▸ HOW TO COMPLETE THIS TASK:
In the listing below, how many lines carry the word "characters"? Reply with only the number.
[[ DATA PROVIDED open ]]
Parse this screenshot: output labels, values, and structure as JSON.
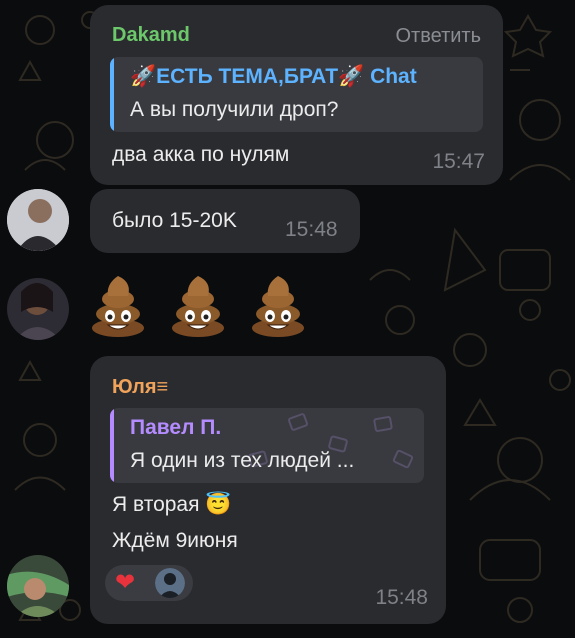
{
  "messages": [
    {
      "sender": "Dakamd",
      "reply_action": "Ответить",
      "quote": {
        "name": "🚀ЕСТЬ ТЕМА,БРАТ🚀 Chat",
        "text": "А вы получили дроп?"
      },
      "text": "два акка по нулям",
      "time": "15:47"
    },
    {
      "text": "было 15-20K",
      "time": "15:48"
    },
    {
      "emojis": [
        "poop",
        "poop",
        "poop"
      ]
    },
    {
      "sender": "Юля≡",
      "quote": {
        "name": "Павел П.",
        "text": "Я один из тех людей ..."
      },
      "lines": [
        "Я вторая 😇",
        "Ждём 9июня"
      ],
      "reactions": [
        "heart",
        "avatar"
      ],
      "time": "15:48"
    }
  ],
  "colors": {
    "bubble": "#2a2b2f",
    "sender_green": "#6cc86b",
    "sender_orange": "#f0a35b",
    "quote_blue": "#5db3ff",
    "quote_purple": "#b58cff",
    "background": "#0b0c0e"
  }
}
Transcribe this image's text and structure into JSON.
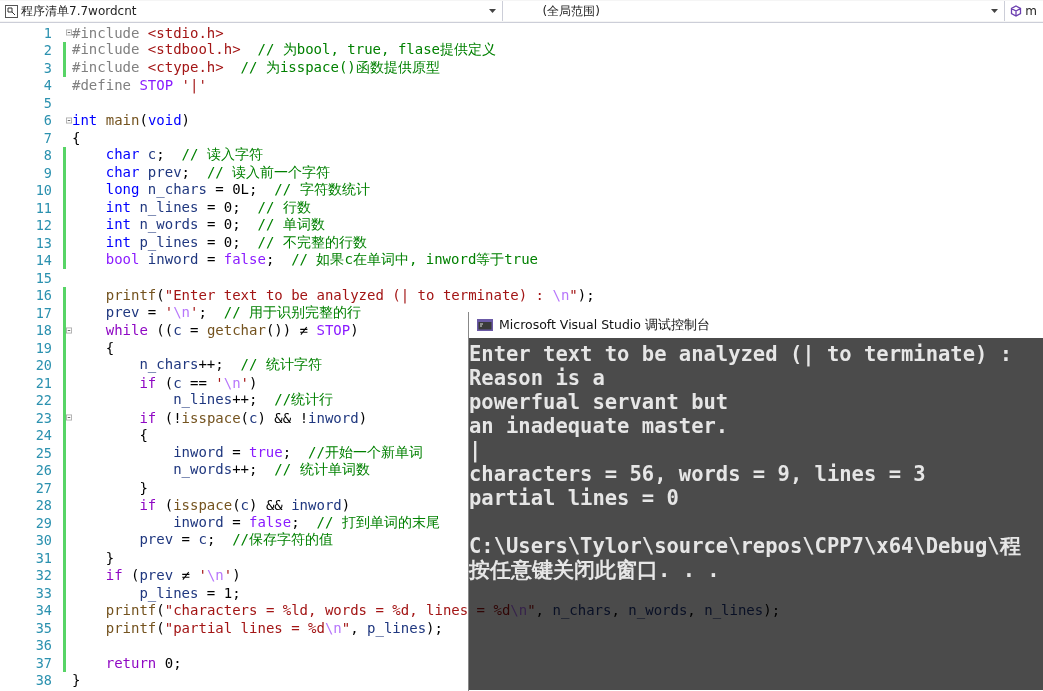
{
  "navigation_bar": {
    "file_dropdown": "程序清单7.7wordcnt",
    "scope_dropdown": "(全局范围)",
    "member_dropdown": "m"
  },
  "editor": {
    "lines": [
      {
        "number": "1",
        "changed": false,
        "fold": true,
        "tokens": [
          {
            "kind": "pp",
            "text": "#include"
          },
          {
            "kind": "inc",
            "text": " <stdio.h>"
          }
        ]
      },
      {
        "number": "2",
        "changed": true,
        "fold": false,
        "tokens": [
          {
            "kind": "pp",
            "text": "#include"
          },
          {
            "kind": "inc",
            "text": " <stdbool.h>"
          },
          {
            "kind": "cmt",
            "text": "  // 为bool, true, flase提供定义"
          }
        ]
      },
      {
        "number": "3",
        "changed": true,
        "fold": false,
        "tokens": [
          {
            "kind": "pp",
            "text": "#include"
          },
          {
            "kind": "inc",
            "text": " <ctype.h>"
          },
          {
            "kind": "cmt",
            "text": "  // 为isspace()函数提供原型"
          }
        ]
      },
      {
        "number": "4",
        "changed": false,
        "fold": false,
        "tokens": [
          {
            "kind": "pp",
            "text": "#define"
          },
          {
            "kind": "mac",
            "text": " STOP"
          },
          {
            "kind": "str",
            "text": " '|'"
          }
        ]
      },
      {
        "number": "5",
        "changed": false,
        "fold": false
      },
      {
        "number": "6",
        "changed": false,
        "fold": true,
        "tokens": [
          {
            "kind": "kw",
            "text": "int"
          },
          {
            "kind": "fn",
            "text": " main"
          },
          {
            "kind": "plain",
            "text": "("
          },
          {
            "kind": "kw",
            "text": "void"
          },
          {
            "kind": "plain",
            "text": ")"
          }
        ]
      },
      {
        "number": "7",
        "changed": false,
        "fold": false,
        "tokens": [
          {
            "kind": "plain",
            "text": "{"
          }
        ]
      },
      {
        "number": "8",
        "changed": true,
        "fold": false,
        "tokens": [
          {
            "kind": "kw",
            "text": "    char"
          },
          {
            "kind": "var",
            "text": " c"
          },
          {
            "kind": "plain",
            "text": ";"
          },
          {
            "kind": "cmt",
            "text": "  // 读入字符"
          }
        ]
      },
      {
        "number": "9",
        "changed": true,
        "fold": false,
        "tokens": [
          {
            "kind": "kw",
            "text": "    char"
          },
          {
            "kind": "var",
            "text": " prev"
          },
          {
            "kind": "plain",
            "text": ";"
          },
          {
            "kind": "cmt",
            "text": "  // 读入前一个字符"
          }
        ]
      },
      {
        "number": "10",
        "changed": true,
        "fold": false,
        "tokens": [
          {
            "kind": "kw",
            "text": "    long"
          },
          {
            "kind": "var",
            "text": " n_chars"
          },
          {
            "kind": "plain",
            "text": " = 0L;"
          },
          {
            "kind": "cmt",
            "text": "  // 字符数统计"
          }
        ]
      },
      {
        "number": "11",
        "changed": true,
        "fold": false,
        "tokens": [
          {
            "kind": "kw",
            "text": "    int"
          },
          {
            "kind": "var",
            "text": " n_lines"
          },
          {
            "kind": "plain",
            "text": " = 0;"
          },
          {
            "kind": "cmt",
            "text": "  // 行数"
          }
        ]
      },
      {
        "number": "12",
        "changed": true,
        "fold": false,
        "tokens": [
          {
            "kind": "kw",
            "text": "    int"
          },
          {
            "kind": "var",
            "text": " n_words"
          },
          {
            "kind": "plain",
            "text": " = 0;"
          },
          {
            "kind": "cmt",
            "text": "  // 单词数"
          }
        ]
      },
      {
        "number": "13",
        "changed": true,
        "fold": false,
        "tokens": [
          {
            "kind": "kw",
            "text": "    int"
          },
          {
            "kind": "var",
            "text": " p_lines"
          },
          {
            "kind": "plain",
            "text": " = 0;"
          },
          {
            "kind": "cmt",
            "text": "  // 不完整的行数"
          }
        ]
      },
      {
        "number": "14",
        "changed": true,
        "fold": false,
        "tokens": [
          {
            "kind": "mac",
            "text": "    bool"
          },
          {
            "kind": "var",
            "text": " inword"
          },
          {
            "kind": "plain",
            "text": " ="
          },
          {
            "kind": "mac",
            "text": " false"
          },
          {
            "kind": "plain",
            "text": ";"
          },
          {
            "kind": "cmt",
            "text": "  // 如果c在单词中, inword等于true"
          }
        ]
      },
      {
        "number": "15",
        "changed": false,
        "fold": false
      },
      {
        "number": "16",
        "changed": true,
        "fold": false,
        "tokens": [
          {
            "kind": "fn",
            "text": "    printf"
          },
          {
            "kind": "plain",
            "text": "("
          },
          {
            "kind": "str",
            "text": "\"Enter text to be analyzed (| to terminate) : "
          },
          {
            "kind": "esc",
            "text": "\\n"
          },
          {
            "kind": "str",
            "text": "\""
          },
          {
            "kind": "plain",
            "text": ");"
          }
        ]
      },
      {
        "number": "17",
        "changed": true,
        "fold": false,
        "tokens": [
          {
            "kind": "var",
            "text": "    prev"
          },
          {
            "kind": "plain",
            "text": " ="
          },
          {
            "kind": "str",
            "text": " '"
          },
          {
            "kind": "esc",
            "text": "\\n"
          },
          {
            "kind": "str",
            "text": "'"
          },
          {
            "kind": "plain",
            "text": ";"
          },
          {
            "kind": "cmt",
            "text": "  // 用于识别完整的行"
          }
        ]
      },
      {
        "number": "18",
        "changed": true,
        "fold": true,
        "tokens": [
          {
            "kind": "ctl",
            "text": "    while"
          },
          {
            "kind": "plain",
            "text": " (("
          },
          {
            "kind": "var",
            "text": "c"
          },
          {
            "kind": "plain",
            "text": " ="
          },
          {
            "kind": "fn",
            "text": " getchar"
          },
          {
            "kind": "plain",
            "text": "()) ≠"
          },
          {
            "kind": "mac",
            "text": " STOP"
          },
          {
            "kind": "plain",
            "text": ")"
          }
        ]
      },
      {
        "number": "19",
        "changed": true,
        "fold": false,
        "tokens": [
          {
            "kind": "plain",
            "text": "    {"
          }
        ]
      },
      {
        "number": "20",
        "changed": true,
        "fold": false,
        "tokens": [
          {
            "kind": "var",
            "text": "        n_chars"
          },
          {
            "kind": "plain",
            "text": "++;"
          },
          {
            "kind": "cmt",
            "text": "  // 统计字符"
          }
        ]
      },
      {
        "number": "21",
        "changed": true,
        "fold": false,
        "tokens": [
          {
            "kind": "ctl",
            "text": "        if"
          },
          {
            "kind": "plain",
            "text": " ("
          },
          {
            "kind": "var",
            "text": "c"
          },
          {
            "kind": "plain",
            "text": " =="
          },
          {
            "kind": "str",
            "text": " '"
          },
          {
            "kind": "esc",
            "text": "\\n"
          },
          {
            "kind": "str",
            "text": "'"
          },
          {
            "kind": "plain",
            "text": ")"
          }
        ]
      },
      {
        "number": "22",
        "changed": true,
        "fold": false,
        "tokens": [
          {
            "kind": "var",
            "text": "            n_lines"
          },
          {
            "kind": "plain",
            "text": "++;"
          },
          {
            "kind": "cmt",
            "text": "  //统计行"
          }
        ]
      },
      {
        "number": "23",
        "changed": true,
        "fold": true,
        "tokens": [
          {
            "kind": "ctl",
            "text": "        if"
          },
          {
            "kind": "plain",
            "text": " (!"
          },
          {
            "kind": "fn",
            "text": "isspace"
          },
          {
            "kind": "plain",
            "text": "("
          },
          {
            "kind": "var",
            "text": "c"
          },
          {
            "kind": "plain",
            "text": ") && !"
          },
          {
            "kind": "var",
            "text": "inword"
          },
          {
            "kind": "plain",
            "text": ")"
          }
        ]
      },
      {
        "number": "24",
        "changed": true,
        "fold": false,
        "tokens": [
          {
            "kind": "plain",
            "text": "        {"
          }
        ]
      },
      {
        "number": "25",
        "changed": true,
        "fold": false,
        "tokens": [
          {
            "kind": "var",
            "text": "            inword"
          },
          {
            "kind": "plain",
            "text": " ="
          },
          {
            "kind": "mac",
            "text": " true"
          },
          {
            "kind": "plain",
            "text": ";"
          },
          {
            "kind": "cmt",
            "text": "  //开始一个新单词"
          }
        ]
      },
      {
        "number": "26",
        "changed": true,
        "fold": false,
        "tokens": [
          {
            "kind": "var",
            "text": "            n_words"
          },
          {
            "kind": "plain",
            "text": "++;"
          },
          {
            "kind": "cmt",
            "text": "  // 统计单词数"
          }
        ]
      },
      {
        "number": "27",
        "changed": true,
        "fold": false,
        "tokens": [
          {
            "kind": "plain",
            "text": "        }"
          }
        ]
      },
      {
        "number": "28",
        "changed": true,
        "fold": false,
        "tokens": [
          {
            "kind": "ctl",
            "text": "        if"
          },
          {
            "kind": "plain",
            "text": " ("
          },
          {
            "kind": "fn",
            "text": "isspace"
          },
          {
            "kind": "plain",
            "text": "("
          },
          {
            "kind": "var",
            "text": "c"
          },
          {
            "kind": "plain",
            "text": ") &&"
          },
          {
            "kind": "var",
            "text": " inword"
          },
          {
            "kind": "plain",
            "text": ")"
          }
        ]
      },
      {
        "number": "29",
        "changed": true,
        "fold": false,
        "tokens": [
          {
            "kind": "var",
            "text": "            inword"
          },
          {
            "kind": "plain",
            "text": " ="
          },
          {
            "kind": "mac",
            "text": " false"
          },
          {
            "kind": "plain",
            "text": ";"
          },
          {
            "kind": "cmt",
            "text": "  // 打到单词的末尾"
          }
        ]
      },
      {
        "number": "30",
        "changed": true,
        "fold": false,
        "tokens": [
          {
            "kind": "var",
            "text": "        prev"
          },
          {
            "kind": "plain",
            "text": " ="
          },
          {
            "kind": "var",
            "text": " c"
          },
          {
            "kind": "plain",
            "text": ";"
          },
          {
            "kind": "cmt",
            "text": "  //保存字符的值"
          }
        ]
      },
      {
        "number": "31",
        "changed": true,
        "fold": false,
        "tokens": [
          {
            "kind": "plain",
            "text": "    }"
          }
        ]
      },
      {
        "number": "32",
        "changed": true,
        "fold": false,
        "tokens": [
          {
            "kind": "ctl",
            "text": "    if"
          },
          {
            "kind": "plain",
            "text": " ("
          },
          {
            "kind": "var",
            "text": "prev"
          },
          {
            "kind": "plain",
            "text": " ≠"
          },
          {
            "kind": "str",
            "text": " '"
          },
          {
            "kind": "esc",
            "text": "\\n"
          },
          {
            "kind": "str",
            "text": "'"
          },
          {
            "kind": "plain",
            "text": ")"
          }
        ]
      },
      {
        "number": "33",
        "changed": true,
        "fold": false,
        "tokens": [
          {
            "kind": "var",
            "text": "        p_lines"
          },
          {
            "kind": "plain",
            "text": " = 1;"
          }
        ]
      },
      {
        "number": "34",
        "changed": true,
        "fold": false,
        "tokens": [
          {
            "kind": "fn",
            "text": "    printf"
          },
          {
            "kind": "plain",
            "text": "("
          },
          {
            "kind": "str",
            "text": "\"characters = %ld, words = %d, lines = %d"
          },
          {
            "kind": "esc",
            "text": "\\n"
          },
          {
            "kind": "str",
            "text": "\""
          },
          {
            "kind": "plain",
            "text": ","
          },
          {
            "kind": "var",
            "text": " n_chars"
          },
          {
            "kind": "plain",
            "text": ","
          },
          {
            "kind": "var",
            "text": " n_words"
          },
          {
            "kind": "plain",
            "text": ","
          },
          {
            "kind": "var",
            "text": " n_lines"
          },
          {
            "kind": "plain",
            "text": ");"
          }
        ]
      },
      {
        "number": "35",
        "changed": true,
        "fold": false,
        "tokens": [
          {
            "kind": "fn",
            "text": "    printf"
          },
          {
            "kind": "plain",
            "text": "("
          },
          {
            "kind": "str",
            "text": "\"partial lines = %d"
          },
          {
            "kind": "esc",
            "text": "\\n"
          },
          {
            "kind": "str",
            "text": "\""
          },
          {
            "kind": "plain",
            "text": ","
          },
          {
            "kind": "var",
            "text": " p_lines"
          },
          {
            "kind": "plain",
            "text": ");"
          }
        ]
      },
      {
        "number": "36",
        "changed": true,
        "fold": false
      },
      {
        "number": "37",
        "changed": true,
        "fold": false,
        "tokens": [
          {
            "kind": "ctl",
            "text": "    return"
          },
          {
            "kind": "plain",
            "text": " 0;"
          }
        ]
      },
      {
        "number": "38",
        "changed": false,
        "fold": false,
        "tokens": [
          {
            "kind": "plain",
            "text": "}"
          }
        ]
      }
    ]
  },
  "console": {
    "title": "Microsoft Visual Studio 调试控制台",
    "output": [
      "Enter text to be analyzed (| to terminate) :",
      "Reason is a",
      "powerfual servant but",
      "an inadequate master.",
      "|",
      "characters = 56, words = 9, lines = 3",
      "partial lines = 0"
    ],
    "exit_message": [
      "C:\\Users\\Tylor\\source\\repos\\CPP7\\x64\\Debug\\程",
      "按任意键关闭此窗口. . ."
    ]
  }
}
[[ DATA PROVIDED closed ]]
▸ SOLUTION TO THIS TASK:
2